Korzkiew Castle

Korzkiew, Poland

The first castle in Korzkiew was erected in 1325 by Jan from Syrokomla. It was part of the 'trail of eagles nests', one of a chain of 14th century (reign of King Casimir) medieval castles that protected the north- western border of royal Krakow that went all the way to Czestochowa. The castle is being restored and currently houses a boutique hotel and a conference center-banquet hall.

Comments

Your name



Address

Korzkiew, Poland
See all sites in Korzkiew

Details

Founded: 1325
Category: Castles and fortifications in Poland

More Information

www.donimirski.com

Rating

4.5/5 (based on Google user reviews)

User Reviews

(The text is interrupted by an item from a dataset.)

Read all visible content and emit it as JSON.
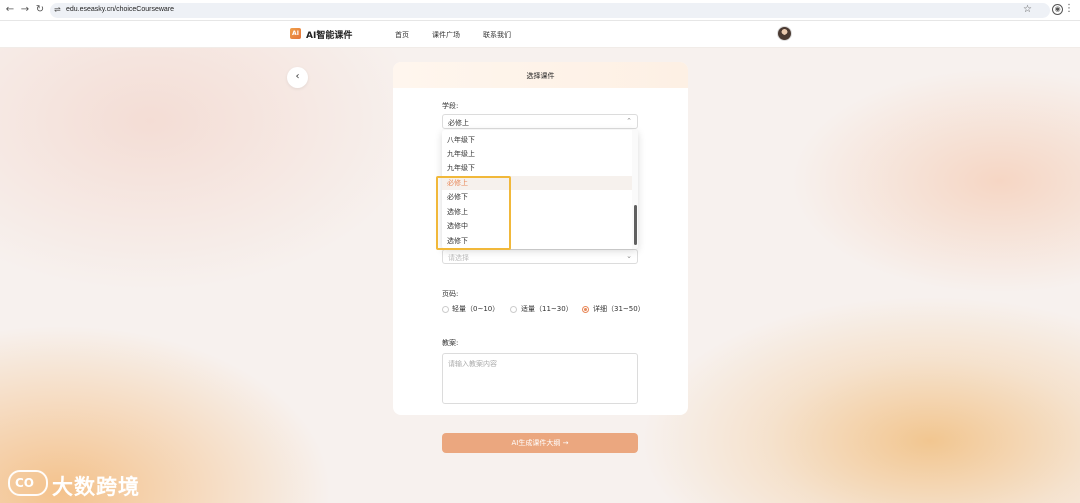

Bogdan Protopopescu (3 years ago)
The walk thru the forest was short as the paths are not very long but there is a cool camp right below the castle where people can barbeque.
Luke Szyrmer (3 years ago)
Wonderful castle, great ambiance
Sarah Clement (3 years ago)
Really nice beautiful place. No fee to just walk through the castle. No restaurant nearby
Andrzej Klasa (3 years ago)
Very beautiful castle, it's also a hotel and place to get married, we only stopped by to check it out, very pleasent surprise we didn't have to pay anything for parking or entry. It's pretty small size castle but very pretty and looks like owner is still working on renovation the rest of the castle, if you in the area worth stooping by, also it is close to several hundred years old church.
John Held (3 years ago)
A great place to get away from everything. A beautiful castle -- the hotel is great. The rooms are beautiful and full of atmosphere. Highly recommended
Powered by Google

Featured Historic Landmarks, Sites & Buildings

Historic Site of the week

Glimmingehus

Glimmingehus is the best preserved medieval stronghold in Scandinavia. It was built 1499-1506, during an era when Scania formed a vital part of Denmark, and contains many defensive arrangements of the era, such as parapets, false doors and dead-end corridors, 'murder-holes' for pouring boiling pitch over the attackers, moats, drawbridges and various other forms of death traps to surprise trespassers and protect the nobles against peasant uprisings. The lower part of the castle's stone walls are 2.4 meters (94 inches) thick and the upper part 1.8 meters (71 inches).

Construction was started in 1499 by the Danish knight Jens Holgersen Ulfstand and stone-cutter-mason and architect Adam van Düren, a North German master who also worked on Lund Cathedral. Construction was completed in 1506.

Ulfstand was a councillor, nobleman and admiral serving under John I of Denmark and many objects have been uncovered during archeological excavations that demonstrate the extravagant lifestyle of the knight's family at Glimmingehus up until Ulfstand's death in 1523. Some of the most expensive objects for sale in Europe during this period, such as Venetian glass, painted glass from the Rhine district and Spanish ceramics have been found here. Evidence of the family's wealth can also be seen inside the stone fortress, where everyday comforts for the knight's family included hot air channels in the walls and bench seats in the window recesses. Although considered comfortable for its period, it has also been argued that Glimmingehus was an expression of "Knighthood nostalgia" and not considered opulent or progressive enough even to the knight's contemporaries and especially not to later generations of the Scanian nobility. Glimmingehus is thought to have served as a residential castle for only a few generations before being transformed into a storage facility for grain.

An order from Charles XI to the administrators of the Swedish dominion of Scania in 1676 to demolish the castle, in order to ensure that it would not fall into the hands of the Danish king during the Scanian War, could not be executed. A first attempt, in which 20 Scanian farmers were ordered to assist, proved unsuccessful. An additional force of 130 men were sent to Glimmingehus to execute the order in a second attempt. However, before they could carry out the order, a Danish-Dutch naval division arrived in Ystad, and the Swedes had to abandon the demolition attempts. Throughout the 18th century the castle was used as deposit for agricultural produce and in 1924 it was donated to the Swedish state. Today it is administered by the Swedish National Heritage Board.

On site there is a museum, medieval kitchen, shop and restaurant and coffee house. During summer time there are several guided tours daily. In local folklore, the castle is described as haunted by multiple ghosts and the tradition of storytelling inspired by the castle is continued in the summer events at the castle called "Strange stories and terrifying tales".